** Opening Exercise input block **

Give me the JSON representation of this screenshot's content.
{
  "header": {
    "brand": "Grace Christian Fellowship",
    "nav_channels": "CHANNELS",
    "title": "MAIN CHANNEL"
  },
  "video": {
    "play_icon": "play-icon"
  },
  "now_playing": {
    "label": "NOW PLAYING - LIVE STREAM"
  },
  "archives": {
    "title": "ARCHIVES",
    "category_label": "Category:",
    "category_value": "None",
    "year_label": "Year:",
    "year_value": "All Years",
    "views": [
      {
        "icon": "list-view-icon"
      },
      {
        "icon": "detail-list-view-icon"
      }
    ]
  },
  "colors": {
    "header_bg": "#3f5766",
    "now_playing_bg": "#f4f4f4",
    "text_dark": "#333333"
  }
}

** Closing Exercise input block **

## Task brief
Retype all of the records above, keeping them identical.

## Task result
Give me the JSON representation of this screenshot's content.
{
  "header": {
    "brand": "Grace Christian Fellowship",
    "nav_channels": "CHANNELS",
    "title": "MAIN CHANNEL"
  },
  "video": {
    "play_icon": "play-icon"
  },
  "now_playing": {
    "label": "NOW PLAYING - LIVE STREAM"
  },
  "archives": {
    "title": "ARCHIVES",
    "category_label": "Category:",
    "category_value": "None",
    "year_label": "Year:",
    "year_value": "All Years",
    "views": [
      {
        "icon": "list-view-icon"
      },
      {
        "icon": "detail-list-view-icon"
      }
    ]
  },
  "colors": {
    "header_bg": "#3f5766",
    "now_playing_bg": "#f4f4f4",
    "text_dark": "#333333"
  }
}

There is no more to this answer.